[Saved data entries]
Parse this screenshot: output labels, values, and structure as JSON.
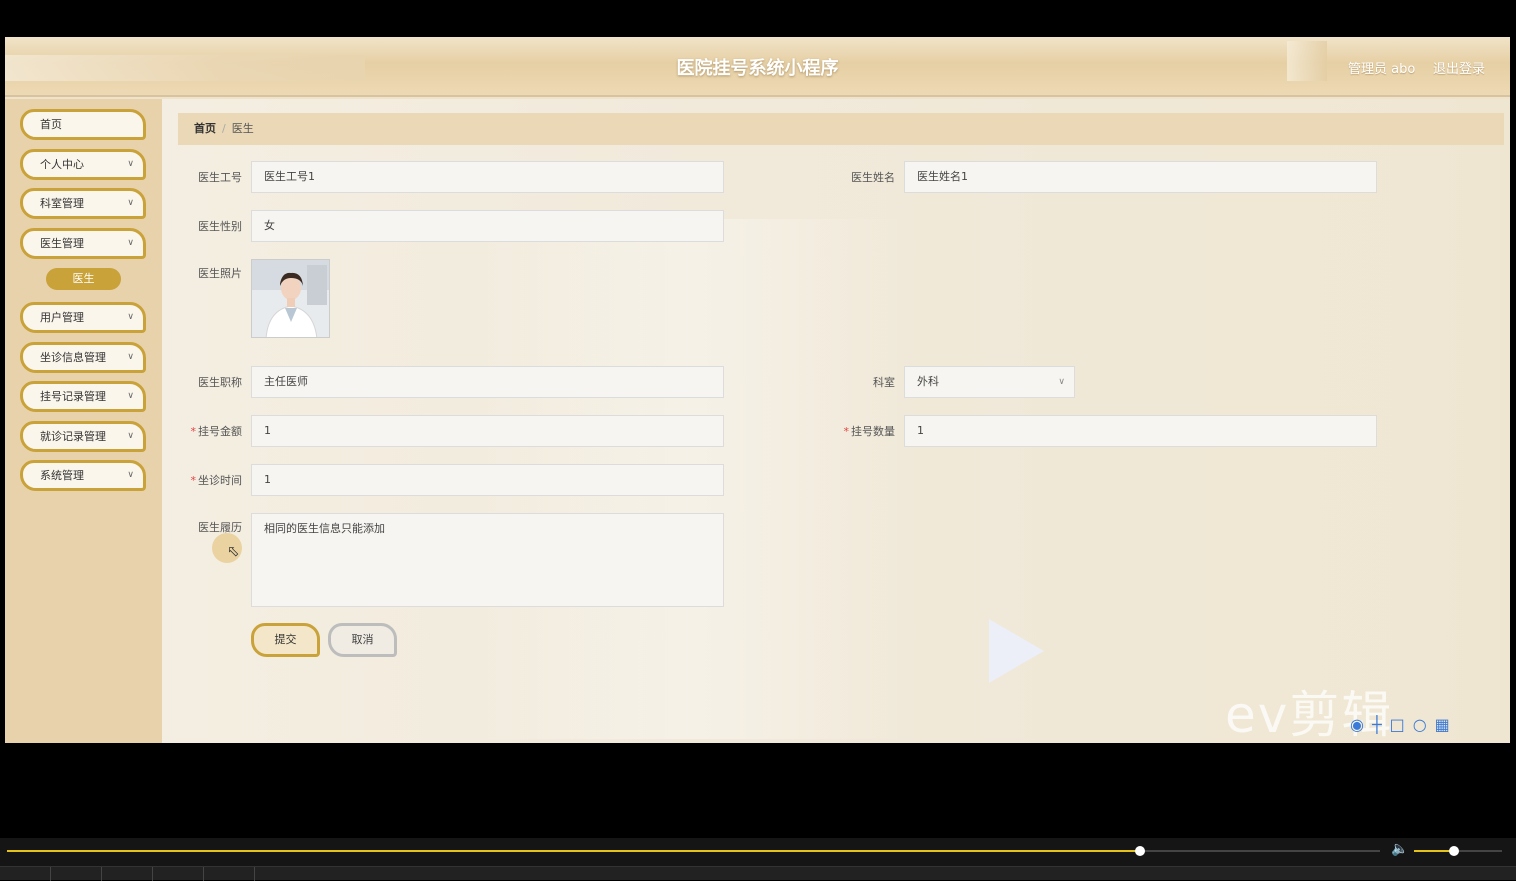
{
  "app": {
    "title": "医院挂号系统小程序",
    "user_label": "管理员 abo",
    "logout_label": "退出登录"
  },
  "sidebar": {
    "items": [
      {
        "label": "首页",
        "has_children": false
      },
      {
        "label": "个人中心",
        "has_children": true
      },
      {
        "label": "科室管理",
        "has_children": true
      },
      {
        "label": "医生管理",
        "has_children": true
      },
      {
        "label": "用户管理",
        "has_children": true
      },
      {
        "label": "坐诊信息管理",
        "has_children": true
      },
      {
        "label": "挂号记录管理",
        "has_children": true
      },
      {
        "label": "就诊记录管理",
        "has_children": true
      },
      {
        "label": "系统管理",
        "has_children": true
      }
    ],
    "active_sub": "医生"
  },
  "breadcrumb": {
    "home": "首页",
    "separator": "/",
    "current": "医生"
  },
  "form": {
    "doctor_id": {
      "label": "医生工号",
      "value": "医生工号1"
    },
    "doctor_name": {
      "label": "医生姓名",
      "value": "医生姓名1"
    },
    "doctor_gender": {
      "label": "医生性别",
      "value": "女"
    },
    "doctor_photo": {
      "label": "医生照片"
    },
    "doctor_title": {
      "label": "医生职称",
      "value": "主任医师"
    },
    "department": {
      "label": "科室",
      "value": "外科"
    },
    "fee": {
      "label": "挂号金额",
      "value": "1",
      "required": true
    },
    "quota": {
      "label": "挂号数量",
      "value": "1",
      "required": true
    },
    "clinic_time": {
      "label": "坐诊时间",
      "value": "1",
      "required": true
    },
    "resume": {
      "label": "医生履历",
      "value": "相同的医生信息只能添加"
    },
    "required_mark": "*",
    "submit_label": "提交",
    "cancel_label": "取消"
  },
  "player": {
    "progress": 0.825,
    "volume": 0.45
  },
  "watermark": {
    "text": "ev剪辑"
  },
  "colors": {
    "accent": "#c9a23a",
    "sidebar_bg": "#e8d2ab",
    "header_bg": "#e6cfa4",
    "required": "#e04444"
  }
}
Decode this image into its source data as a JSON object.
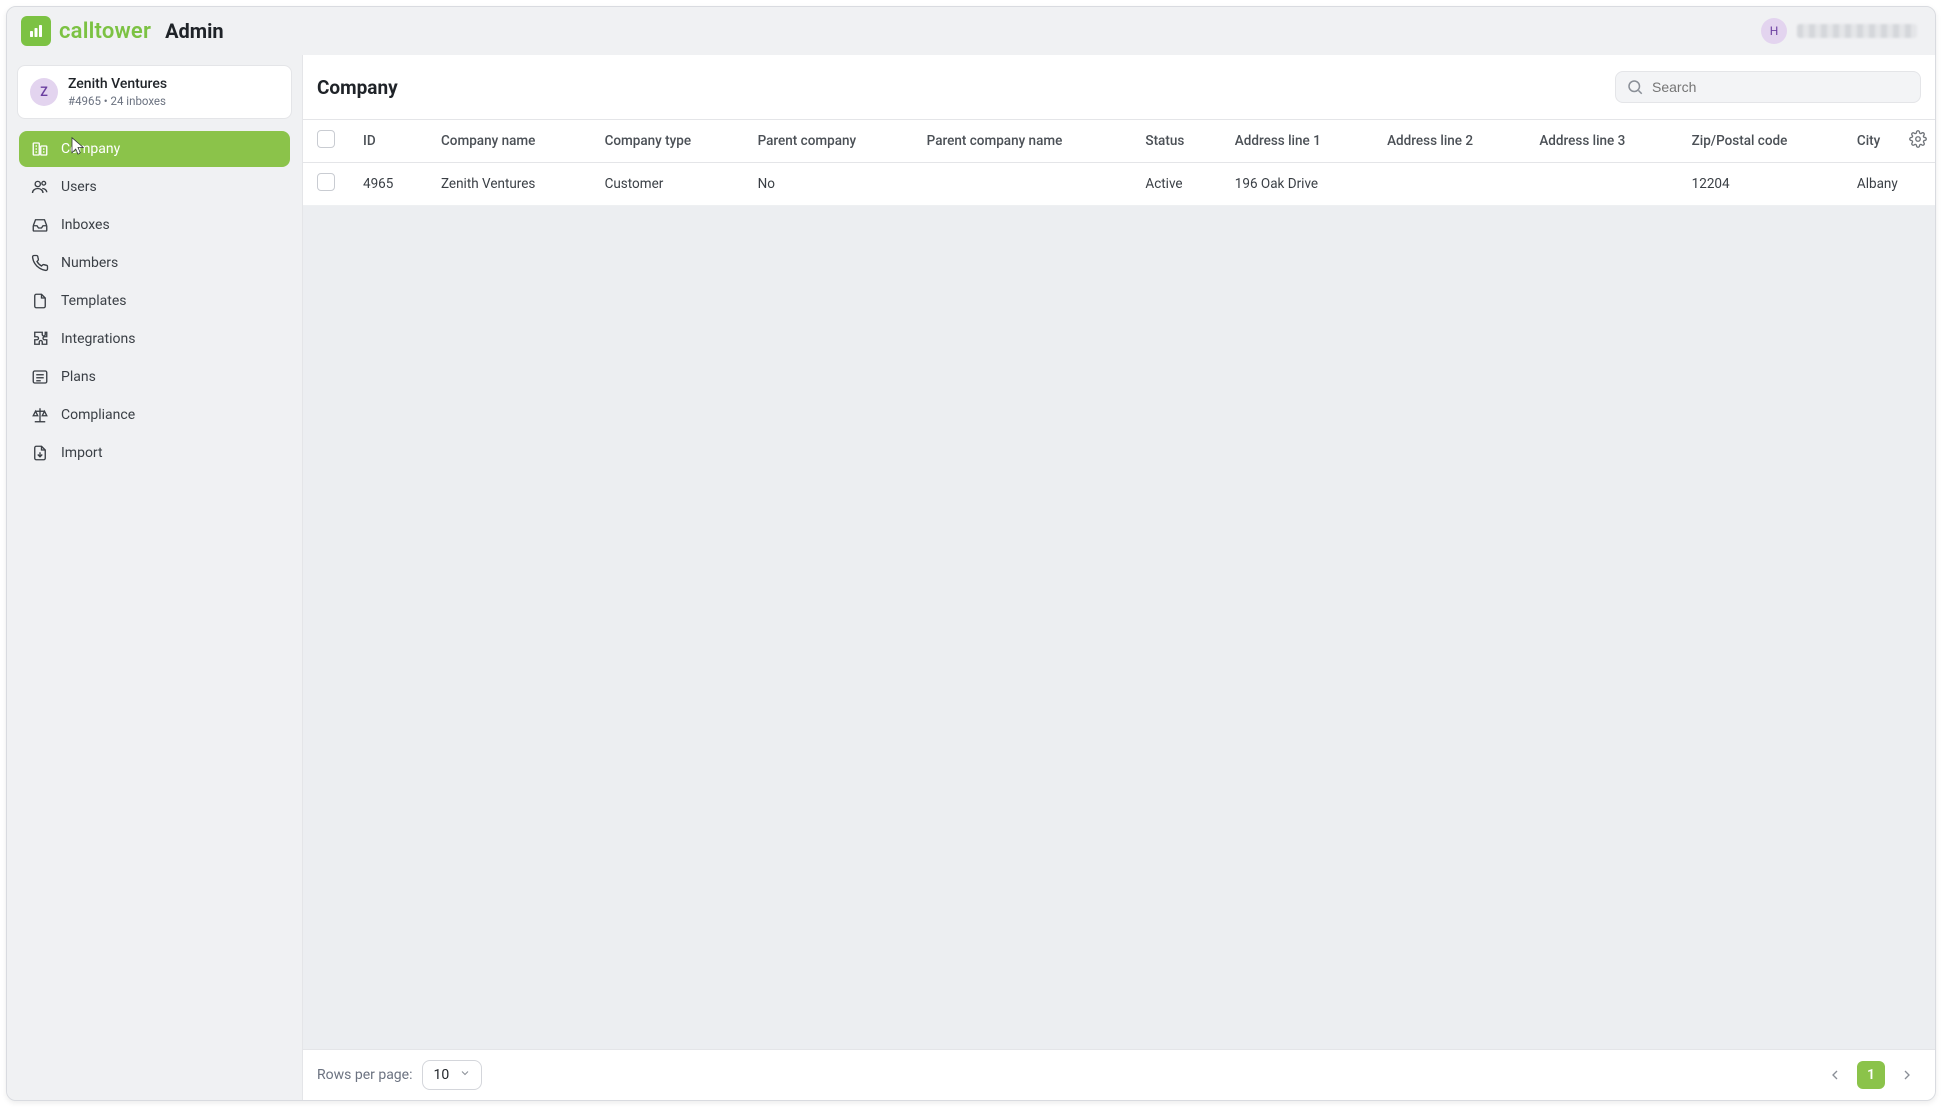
{
  "brand": {
    "name": "calltower"
  },
  "app_title": "Admin",
  "header_user": {
    "initial": "H"
  },
  "account": {
    "avatar_initial": "Z",
    "name": "Zenith Ventures",
    "meta": "#4965 • 24 inboxes"
  },
  "sidebar": {
    "items": [
      {
        "label": "Company",
        "icon": "business-icon",
        "active": true
      },
      {
        "label": "Users",
        "icon": "users-icon",
        "active": false
      },
      {
        "label": "Inboxes",
        "icon": "inbox-icon",
        "active": false
      },
      {
        "label": "Numbers",
        "icon": "phone-icon",
        "active": false
      },
      {
        "label": "Templates",
        "icon": "document-icon",
        "active": false
      },
      {
        "label": "Integrations",
        "icon": "puzzle-icon",
        "active": false
      },
      {
        "label": "Plans",
        "icon": "list-icon",
        "active": false
      },
      {
        "label": "Compliance",
        "icon": "balance-icon",
        "active": false
      },
      {
        "label": "Import",
        "icon": "import-icon",
        "active": false
      }
    ]
  },
  "page": {
    "title": "Company",
    "search_placeholder": "Search"
  },
  "table": {
    "columns": [
      "ID",
      "Company name",
      "Company type",
      "Parent company",
      "Parent company name",
      "Status",
      "Address line 1",
      "Address line 2",
      "Address line 3",
      "Zip/Postal code",
      "City"
    ],
    "rows": [
      {
        "id": "4965",
        "company_name": "Zenith Ventures",
        "company_type": "Customer",
        "parent_company": "No",
        "parent_company_name": "",
        "status": "Active",
        "address1": "196 Oak Drive",
        "address2": "",
        "address3": "",
        "zip": "12204",
        "city": "Albany"
      }
    ]
  },
  "pagination": {
    "rows_per_page_label": "Rows per page:",
    "rows_per_page_value": "10",
    "current_page": "1"
  }
}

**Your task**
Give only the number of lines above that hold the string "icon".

**Exercise answer**
9